Clearly this technology could not be left out. Thanks to rollups, tokens from the main chain can travel, at a lower cost than traditional ones, to the channels and vice versa.
To achieve these transactions at low cost the method is as follows.From the main chain, let’s assume Ethereum, tokens are accumulated in a Smart Contract, which waits for the arrival of a reasonable number of tokens sent by different users, to then be sent via a single transaction to the L2.
In this way, the total cost of this transaction is divided among all those who have requested to send funds to Celer’s L2. It is worth noting that the same path, but in reverse, is followed when returning these tokens to the main chain.
So, as a user, you may be wondering what can I do thanks to Celer Network? Well, here’s what:
Send your funds from Ethereum to Celer’s L2 by splitting the fee among all those who share the single transaction.
Operate within channels, “off-chain”, with negligible costs and great speed, without worrying about disconnected users.
If desired, return these tokens to the main chain, again sharing the transaction fee with those who wish to do so at the same time.
I definitely call this “scaling a blockchain.”
As I wrote in the introduction to this article, Celer’s product range extends beyond its layer 1 network scalability solutions. Let’s take a look at what these options are all about.
Perhaps its most widespread product to date. Bridges are responsible for making the chains communicate with each other. Without them it would not be possible to carry tokens from one chain to another in a decentralized manner.
Version 1.0 was a success, but the Celer team plans to launch version 2.0 soon, which will bring, among others, the following new features:
As of today, the bridge connects and allows sending tokens between compatible EVM networks such as, Ethereum, Binance Smart Chain, Polygon, Arbitrum, xDai, Fantom, Avalanche, Optimism, OkexChain and Heco. Probably, the connection of these networks with Polkadot is the most anticipated innovation.
Being a bridge, already in its first version, economical and fast, the improvements of its new version will position it as a leader in the segment.
I mentioned throughout the article that Celer promotes constant collaboration and the open source spirit permeates each of their decisions. This is why they provide SDKs or software development tools for each and every one of their products.
Developers will be able to find in their GitHub, both tools to build applications to use in Celer channels and to build new bridges between different blockchains.
When thinking about the future of the blockchain ecosystem, the issues that resonate most clearly are scalability, costs, speed and interoperability. Undoubtedly, no one is willing to achieve those goals while leaving aside decentralization and network security.
However, when thinking about solutions to these problems, we usually focus on how a network will solve its own problems.

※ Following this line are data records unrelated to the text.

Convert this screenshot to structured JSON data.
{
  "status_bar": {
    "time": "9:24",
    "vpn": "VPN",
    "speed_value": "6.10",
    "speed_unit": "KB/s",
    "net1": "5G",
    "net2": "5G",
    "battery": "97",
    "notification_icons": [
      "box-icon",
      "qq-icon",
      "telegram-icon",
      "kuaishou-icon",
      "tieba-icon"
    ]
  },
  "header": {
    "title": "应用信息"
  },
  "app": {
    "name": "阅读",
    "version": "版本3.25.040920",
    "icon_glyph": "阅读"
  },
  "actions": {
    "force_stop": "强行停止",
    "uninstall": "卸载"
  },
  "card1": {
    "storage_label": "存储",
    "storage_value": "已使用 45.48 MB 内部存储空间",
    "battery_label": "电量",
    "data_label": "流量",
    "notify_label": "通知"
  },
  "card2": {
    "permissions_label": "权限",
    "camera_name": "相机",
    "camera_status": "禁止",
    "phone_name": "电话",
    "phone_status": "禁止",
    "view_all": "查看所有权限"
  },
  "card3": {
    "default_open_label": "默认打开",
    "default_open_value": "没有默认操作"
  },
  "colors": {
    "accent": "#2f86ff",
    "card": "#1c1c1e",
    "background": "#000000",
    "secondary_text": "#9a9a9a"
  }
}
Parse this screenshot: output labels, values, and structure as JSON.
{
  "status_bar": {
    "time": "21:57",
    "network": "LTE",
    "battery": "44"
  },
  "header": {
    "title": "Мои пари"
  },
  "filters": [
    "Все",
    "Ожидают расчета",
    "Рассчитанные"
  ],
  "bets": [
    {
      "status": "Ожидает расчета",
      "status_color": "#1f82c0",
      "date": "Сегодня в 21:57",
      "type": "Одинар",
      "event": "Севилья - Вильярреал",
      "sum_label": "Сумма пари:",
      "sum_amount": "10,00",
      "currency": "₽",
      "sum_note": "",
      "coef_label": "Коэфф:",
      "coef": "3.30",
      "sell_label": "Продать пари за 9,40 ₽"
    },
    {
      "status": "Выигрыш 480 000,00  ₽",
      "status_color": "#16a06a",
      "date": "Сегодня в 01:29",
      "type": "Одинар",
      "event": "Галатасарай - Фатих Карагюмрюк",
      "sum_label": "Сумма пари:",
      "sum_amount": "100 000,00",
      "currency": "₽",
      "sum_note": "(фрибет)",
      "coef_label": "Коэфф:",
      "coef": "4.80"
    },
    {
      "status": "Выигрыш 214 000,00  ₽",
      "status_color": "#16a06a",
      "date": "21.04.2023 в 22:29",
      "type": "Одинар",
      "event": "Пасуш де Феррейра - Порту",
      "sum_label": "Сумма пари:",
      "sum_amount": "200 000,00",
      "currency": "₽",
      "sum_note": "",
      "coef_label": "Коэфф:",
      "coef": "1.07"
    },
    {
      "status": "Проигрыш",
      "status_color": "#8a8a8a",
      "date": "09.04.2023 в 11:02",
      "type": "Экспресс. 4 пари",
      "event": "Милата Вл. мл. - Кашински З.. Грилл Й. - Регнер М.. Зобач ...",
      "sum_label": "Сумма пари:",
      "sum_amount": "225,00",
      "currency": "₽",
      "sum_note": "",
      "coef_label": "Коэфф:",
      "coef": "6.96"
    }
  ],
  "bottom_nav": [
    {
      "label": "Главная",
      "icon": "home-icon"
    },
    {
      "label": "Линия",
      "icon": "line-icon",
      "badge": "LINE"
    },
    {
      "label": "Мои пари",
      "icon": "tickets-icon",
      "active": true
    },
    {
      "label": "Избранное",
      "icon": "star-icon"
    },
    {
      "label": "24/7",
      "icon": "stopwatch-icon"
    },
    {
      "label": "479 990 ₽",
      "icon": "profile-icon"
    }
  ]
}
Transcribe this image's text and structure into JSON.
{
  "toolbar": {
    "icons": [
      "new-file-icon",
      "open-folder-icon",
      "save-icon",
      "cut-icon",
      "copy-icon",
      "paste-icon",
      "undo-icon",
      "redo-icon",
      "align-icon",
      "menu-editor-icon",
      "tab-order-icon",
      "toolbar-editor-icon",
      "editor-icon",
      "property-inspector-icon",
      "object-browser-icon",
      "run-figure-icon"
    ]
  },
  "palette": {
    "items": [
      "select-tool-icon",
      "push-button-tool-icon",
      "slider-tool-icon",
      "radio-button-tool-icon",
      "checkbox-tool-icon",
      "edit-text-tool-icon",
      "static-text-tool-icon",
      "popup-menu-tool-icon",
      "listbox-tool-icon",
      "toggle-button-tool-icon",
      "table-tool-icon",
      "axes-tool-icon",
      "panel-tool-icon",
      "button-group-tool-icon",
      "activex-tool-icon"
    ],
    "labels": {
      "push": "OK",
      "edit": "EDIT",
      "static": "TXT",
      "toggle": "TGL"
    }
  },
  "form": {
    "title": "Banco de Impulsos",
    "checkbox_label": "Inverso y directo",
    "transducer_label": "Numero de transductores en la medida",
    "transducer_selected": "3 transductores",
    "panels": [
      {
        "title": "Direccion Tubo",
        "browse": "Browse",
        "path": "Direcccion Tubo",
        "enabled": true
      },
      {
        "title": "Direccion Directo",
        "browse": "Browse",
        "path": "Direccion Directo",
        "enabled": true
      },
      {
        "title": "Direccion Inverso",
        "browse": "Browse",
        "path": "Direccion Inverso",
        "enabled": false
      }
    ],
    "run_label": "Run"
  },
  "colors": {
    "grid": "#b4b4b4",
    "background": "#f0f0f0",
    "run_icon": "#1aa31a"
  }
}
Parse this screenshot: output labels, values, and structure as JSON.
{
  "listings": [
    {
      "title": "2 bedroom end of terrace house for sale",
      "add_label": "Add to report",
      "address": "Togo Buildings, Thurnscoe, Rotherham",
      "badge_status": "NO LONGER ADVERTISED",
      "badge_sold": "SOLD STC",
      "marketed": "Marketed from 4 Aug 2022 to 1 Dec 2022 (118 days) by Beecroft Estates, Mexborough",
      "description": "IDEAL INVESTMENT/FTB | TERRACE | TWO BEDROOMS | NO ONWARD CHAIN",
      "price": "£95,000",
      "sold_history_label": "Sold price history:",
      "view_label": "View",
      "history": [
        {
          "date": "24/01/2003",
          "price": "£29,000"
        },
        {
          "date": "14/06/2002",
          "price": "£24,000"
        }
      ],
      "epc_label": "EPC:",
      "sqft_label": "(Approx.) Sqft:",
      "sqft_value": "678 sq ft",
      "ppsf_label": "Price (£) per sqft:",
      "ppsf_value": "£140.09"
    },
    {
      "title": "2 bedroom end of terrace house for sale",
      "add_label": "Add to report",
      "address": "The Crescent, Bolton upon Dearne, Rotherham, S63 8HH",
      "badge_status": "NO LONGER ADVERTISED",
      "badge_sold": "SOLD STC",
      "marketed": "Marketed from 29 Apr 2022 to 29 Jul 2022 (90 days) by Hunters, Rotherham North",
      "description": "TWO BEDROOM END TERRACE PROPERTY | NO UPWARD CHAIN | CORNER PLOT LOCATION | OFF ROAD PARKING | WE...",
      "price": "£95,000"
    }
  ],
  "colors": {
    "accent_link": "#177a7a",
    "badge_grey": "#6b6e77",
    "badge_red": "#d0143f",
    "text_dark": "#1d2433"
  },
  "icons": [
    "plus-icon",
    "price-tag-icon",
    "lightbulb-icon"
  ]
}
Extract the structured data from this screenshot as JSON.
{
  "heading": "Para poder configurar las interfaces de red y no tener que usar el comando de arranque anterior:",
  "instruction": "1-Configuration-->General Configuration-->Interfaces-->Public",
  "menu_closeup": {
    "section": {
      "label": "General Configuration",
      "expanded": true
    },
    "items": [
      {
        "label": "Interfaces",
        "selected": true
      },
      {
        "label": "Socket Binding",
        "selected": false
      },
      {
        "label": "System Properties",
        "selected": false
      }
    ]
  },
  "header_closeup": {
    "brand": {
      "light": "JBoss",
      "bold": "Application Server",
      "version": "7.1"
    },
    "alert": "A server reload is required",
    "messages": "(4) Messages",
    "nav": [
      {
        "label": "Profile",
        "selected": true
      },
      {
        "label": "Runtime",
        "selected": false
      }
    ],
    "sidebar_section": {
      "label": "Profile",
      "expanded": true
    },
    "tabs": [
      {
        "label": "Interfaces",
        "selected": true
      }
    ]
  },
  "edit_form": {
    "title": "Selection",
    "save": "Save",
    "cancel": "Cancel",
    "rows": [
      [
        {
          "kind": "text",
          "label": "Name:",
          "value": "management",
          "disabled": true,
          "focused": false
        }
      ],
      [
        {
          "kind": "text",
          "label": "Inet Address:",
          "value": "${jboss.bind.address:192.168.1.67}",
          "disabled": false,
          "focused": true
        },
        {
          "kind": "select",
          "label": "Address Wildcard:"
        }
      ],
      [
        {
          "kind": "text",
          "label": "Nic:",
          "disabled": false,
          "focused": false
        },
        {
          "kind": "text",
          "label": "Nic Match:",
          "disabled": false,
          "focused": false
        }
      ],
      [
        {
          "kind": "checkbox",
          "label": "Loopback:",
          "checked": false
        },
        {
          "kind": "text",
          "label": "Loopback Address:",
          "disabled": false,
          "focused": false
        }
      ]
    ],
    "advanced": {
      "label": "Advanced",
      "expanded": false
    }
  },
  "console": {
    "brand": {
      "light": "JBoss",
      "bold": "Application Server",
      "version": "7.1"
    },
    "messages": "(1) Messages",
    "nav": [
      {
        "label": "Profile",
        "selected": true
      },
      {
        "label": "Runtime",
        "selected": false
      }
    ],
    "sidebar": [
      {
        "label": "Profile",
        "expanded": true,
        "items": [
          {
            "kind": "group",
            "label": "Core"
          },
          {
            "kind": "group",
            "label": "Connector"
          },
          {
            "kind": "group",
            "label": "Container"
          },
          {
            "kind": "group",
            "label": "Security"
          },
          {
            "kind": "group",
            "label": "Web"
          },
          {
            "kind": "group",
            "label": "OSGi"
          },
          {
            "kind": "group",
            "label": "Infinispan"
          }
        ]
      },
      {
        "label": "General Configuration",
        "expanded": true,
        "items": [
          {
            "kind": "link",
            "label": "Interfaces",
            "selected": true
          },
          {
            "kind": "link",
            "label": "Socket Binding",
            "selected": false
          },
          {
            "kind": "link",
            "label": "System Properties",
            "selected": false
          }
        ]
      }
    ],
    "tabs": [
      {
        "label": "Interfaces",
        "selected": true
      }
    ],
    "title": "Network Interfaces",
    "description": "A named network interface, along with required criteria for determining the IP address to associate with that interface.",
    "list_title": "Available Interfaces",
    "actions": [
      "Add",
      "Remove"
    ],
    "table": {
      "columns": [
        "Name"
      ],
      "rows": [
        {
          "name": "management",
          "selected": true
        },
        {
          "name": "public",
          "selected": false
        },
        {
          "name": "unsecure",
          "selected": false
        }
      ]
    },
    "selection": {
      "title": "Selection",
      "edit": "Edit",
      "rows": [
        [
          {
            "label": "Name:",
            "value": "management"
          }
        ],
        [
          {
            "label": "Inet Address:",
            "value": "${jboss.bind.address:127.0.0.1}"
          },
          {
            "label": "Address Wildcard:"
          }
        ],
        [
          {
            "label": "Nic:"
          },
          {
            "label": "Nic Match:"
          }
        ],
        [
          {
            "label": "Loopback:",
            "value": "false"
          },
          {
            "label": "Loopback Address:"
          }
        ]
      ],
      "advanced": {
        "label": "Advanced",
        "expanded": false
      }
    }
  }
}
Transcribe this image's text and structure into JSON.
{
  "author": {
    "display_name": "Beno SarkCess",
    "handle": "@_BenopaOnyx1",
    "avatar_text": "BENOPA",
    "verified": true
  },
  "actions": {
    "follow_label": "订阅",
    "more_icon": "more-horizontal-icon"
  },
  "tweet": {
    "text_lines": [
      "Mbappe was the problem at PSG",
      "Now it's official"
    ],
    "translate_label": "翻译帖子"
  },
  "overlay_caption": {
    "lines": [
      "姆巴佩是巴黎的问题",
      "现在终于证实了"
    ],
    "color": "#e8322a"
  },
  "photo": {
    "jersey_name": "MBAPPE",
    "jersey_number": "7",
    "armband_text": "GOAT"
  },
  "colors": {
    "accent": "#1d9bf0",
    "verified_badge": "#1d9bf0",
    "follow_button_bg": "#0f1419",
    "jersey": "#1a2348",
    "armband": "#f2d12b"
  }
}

This happens with ETH 2.0 or when we comment on how Polkadot, indoors, will solve Ethereum’s shortcomings.
Here we come across a project equipped with a combination of the latest technological trends in the crypto world, which aims to provide scalability and interoperability to operating networks, without sacrificing a modicum of security and decentralization.
A successful future for Celer rests on the need for its dissemination. The rest, it already has.